High in the northern Andean mountains, nestled between Bolivia and Peru at an elevation of 12,467 feet, lies sacred Lake Titicaca. This is the world’s highest navigable body of water and has been inhabited by the indigenous Uros Tribe since before the time of the Incas. The Uros don’t live on the shores of Lake Titicaca, but on its deep blue water in villages atop reed floating islands.
Everything from the boats, houses, furniture, crafts, food (from the tender reed bottom) and the islands themselves are made from abundant totora reeds that grow in the lake. It’s said that walking on these islands is similar to walking on a waterbed and care is needed not to misstep on a thin reed area or your foot will land in the icy water below.
Since the islands rot from beneath new layers need to be added and new islands built. At present there are 45 of these islands and the Uros produce most of what they need, relying on ancient techniques of fishing and hunting for food and raising chickens for eggs and meat. What they cannot provide for themselves they get in the nearby town of Puno on land.

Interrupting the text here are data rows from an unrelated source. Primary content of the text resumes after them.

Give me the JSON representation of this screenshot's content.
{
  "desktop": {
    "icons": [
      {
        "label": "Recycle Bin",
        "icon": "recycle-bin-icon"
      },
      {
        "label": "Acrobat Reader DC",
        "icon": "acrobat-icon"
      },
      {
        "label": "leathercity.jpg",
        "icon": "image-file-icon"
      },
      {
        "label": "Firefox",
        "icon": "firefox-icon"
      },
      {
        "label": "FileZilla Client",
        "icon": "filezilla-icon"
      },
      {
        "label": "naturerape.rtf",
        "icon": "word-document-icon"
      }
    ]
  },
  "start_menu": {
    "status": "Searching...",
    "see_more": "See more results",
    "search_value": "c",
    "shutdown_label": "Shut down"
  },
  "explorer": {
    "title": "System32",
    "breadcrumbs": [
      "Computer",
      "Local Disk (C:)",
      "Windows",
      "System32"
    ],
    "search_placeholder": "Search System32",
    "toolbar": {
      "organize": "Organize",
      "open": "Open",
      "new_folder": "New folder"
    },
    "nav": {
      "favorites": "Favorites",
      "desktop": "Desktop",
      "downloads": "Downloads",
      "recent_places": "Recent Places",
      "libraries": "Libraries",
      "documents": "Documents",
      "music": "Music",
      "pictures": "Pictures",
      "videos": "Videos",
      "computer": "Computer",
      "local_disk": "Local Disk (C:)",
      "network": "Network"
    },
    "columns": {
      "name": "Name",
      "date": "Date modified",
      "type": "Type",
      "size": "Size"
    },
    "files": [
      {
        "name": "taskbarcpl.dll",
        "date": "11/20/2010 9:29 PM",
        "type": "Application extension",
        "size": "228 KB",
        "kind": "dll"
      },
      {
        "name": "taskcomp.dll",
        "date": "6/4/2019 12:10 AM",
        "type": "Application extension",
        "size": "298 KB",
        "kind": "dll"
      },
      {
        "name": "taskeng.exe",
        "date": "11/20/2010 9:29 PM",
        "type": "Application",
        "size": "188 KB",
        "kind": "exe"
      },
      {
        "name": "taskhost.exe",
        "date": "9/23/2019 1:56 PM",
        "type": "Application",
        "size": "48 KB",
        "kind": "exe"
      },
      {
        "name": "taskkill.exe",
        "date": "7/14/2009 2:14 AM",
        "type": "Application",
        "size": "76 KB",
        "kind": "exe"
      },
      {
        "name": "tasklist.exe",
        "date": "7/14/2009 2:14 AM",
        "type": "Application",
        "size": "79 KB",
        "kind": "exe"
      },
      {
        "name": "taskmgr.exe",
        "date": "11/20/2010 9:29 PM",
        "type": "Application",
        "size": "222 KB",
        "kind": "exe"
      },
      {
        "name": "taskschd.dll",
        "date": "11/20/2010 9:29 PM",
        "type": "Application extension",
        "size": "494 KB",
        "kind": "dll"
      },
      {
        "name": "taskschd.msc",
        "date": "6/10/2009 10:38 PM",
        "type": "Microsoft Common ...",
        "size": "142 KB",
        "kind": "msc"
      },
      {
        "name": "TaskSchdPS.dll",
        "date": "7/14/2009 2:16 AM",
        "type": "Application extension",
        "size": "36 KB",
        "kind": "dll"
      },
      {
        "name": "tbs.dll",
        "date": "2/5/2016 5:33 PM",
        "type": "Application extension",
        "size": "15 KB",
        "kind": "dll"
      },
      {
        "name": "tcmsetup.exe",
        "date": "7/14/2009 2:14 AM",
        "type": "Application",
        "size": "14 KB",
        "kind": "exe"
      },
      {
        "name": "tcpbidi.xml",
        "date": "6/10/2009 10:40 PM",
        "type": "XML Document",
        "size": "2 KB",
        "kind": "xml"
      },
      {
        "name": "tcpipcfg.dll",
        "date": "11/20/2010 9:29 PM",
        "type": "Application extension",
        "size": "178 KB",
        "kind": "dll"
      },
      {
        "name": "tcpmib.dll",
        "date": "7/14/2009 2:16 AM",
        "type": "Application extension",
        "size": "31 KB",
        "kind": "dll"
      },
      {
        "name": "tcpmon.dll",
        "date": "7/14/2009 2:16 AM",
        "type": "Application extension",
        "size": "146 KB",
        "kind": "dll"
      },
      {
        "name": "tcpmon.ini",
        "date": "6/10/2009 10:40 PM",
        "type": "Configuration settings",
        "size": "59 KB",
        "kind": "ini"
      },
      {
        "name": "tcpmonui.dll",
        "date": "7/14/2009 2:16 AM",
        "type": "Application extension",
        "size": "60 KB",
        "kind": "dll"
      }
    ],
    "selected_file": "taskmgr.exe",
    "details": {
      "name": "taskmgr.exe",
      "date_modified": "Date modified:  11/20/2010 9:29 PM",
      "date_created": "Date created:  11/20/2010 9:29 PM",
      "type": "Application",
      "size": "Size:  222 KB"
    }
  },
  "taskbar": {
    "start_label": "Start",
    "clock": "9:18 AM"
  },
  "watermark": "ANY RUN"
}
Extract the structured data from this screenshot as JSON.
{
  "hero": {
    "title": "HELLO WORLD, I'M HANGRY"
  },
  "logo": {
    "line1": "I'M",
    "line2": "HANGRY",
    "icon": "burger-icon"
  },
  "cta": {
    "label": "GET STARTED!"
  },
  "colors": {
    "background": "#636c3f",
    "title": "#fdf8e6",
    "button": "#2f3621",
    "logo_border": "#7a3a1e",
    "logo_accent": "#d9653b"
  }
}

To visit the Uros of Lake Titicaca is to learn about a unique, simple lifestyle of a people rich in history and a culture that has survived long before and long after the Inca civilization.